Bureaucratic strategies for overcoming capacity constraints: the case of climate change mitigation
The paper uses a study of China and India's approaches to energy efficiency to demonstrate the relevance of TWP for understanding how departments and agencies within developing country governments seek to overcome capacity constraints and influence wider government agendas.
The literature on thinking and working politically has largely focused on strategies used by donors in the context of specific programmes. However, similar strategies are also used within developing country governments as different departments and agencies seek to influence wider government agendas. This paper draws on research conducted for the Developmental Leadership Program on climate change mitigation in China and India to explore the strategies government agencies use to overcome challenges of limited capacity and competing priorities. It highlights that agencies in both countries have sought to overcome these challenges by bundling climate change mitigation together with other more immediate priorities. These bundling strategies have been used both to broaden the appeal of climate change mitigation measures and to develop a coalition with a common interest in achieving climate change mitigation objectives. The paper argues that a greater focus on how such strategies of thinking and working politically are used by developing country governments has the potential to enrich our understanding of what it means to think and work politically by making it less donor-centric.
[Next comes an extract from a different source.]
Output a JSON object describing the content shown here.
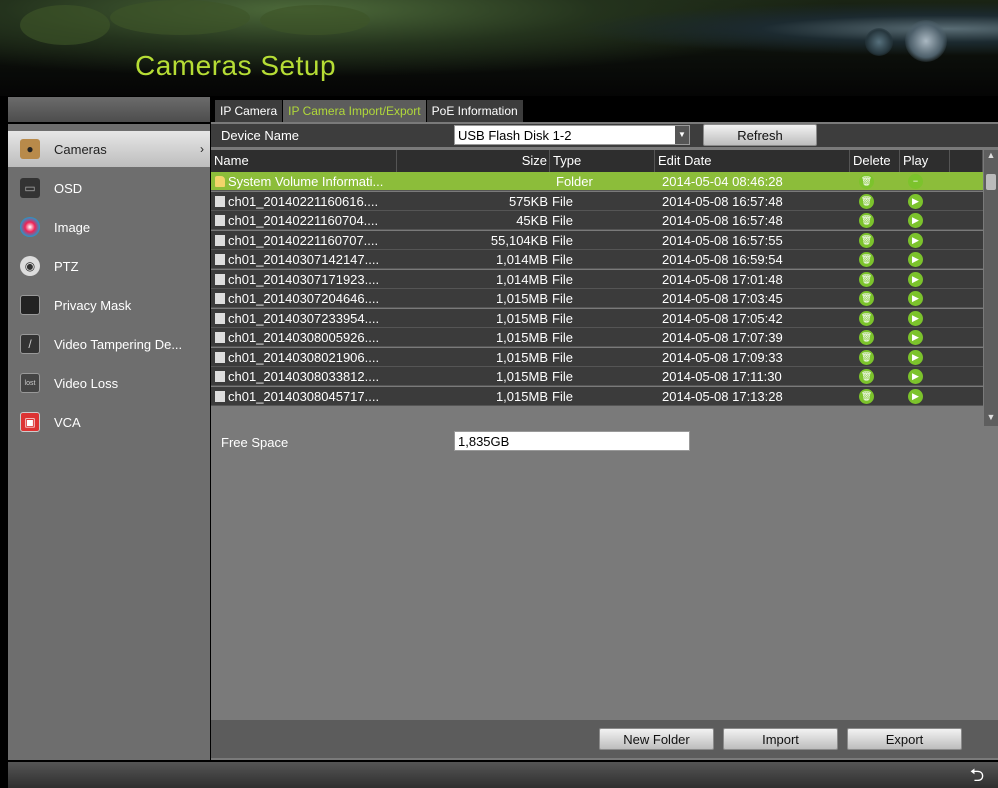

This paper draws on research previously published as Harrison and Kostka (2012): 'Manoeuvres for a Low Carbon State: The Local Politics of Climate Change in China and India'.
This panel is closed to new paper proposals.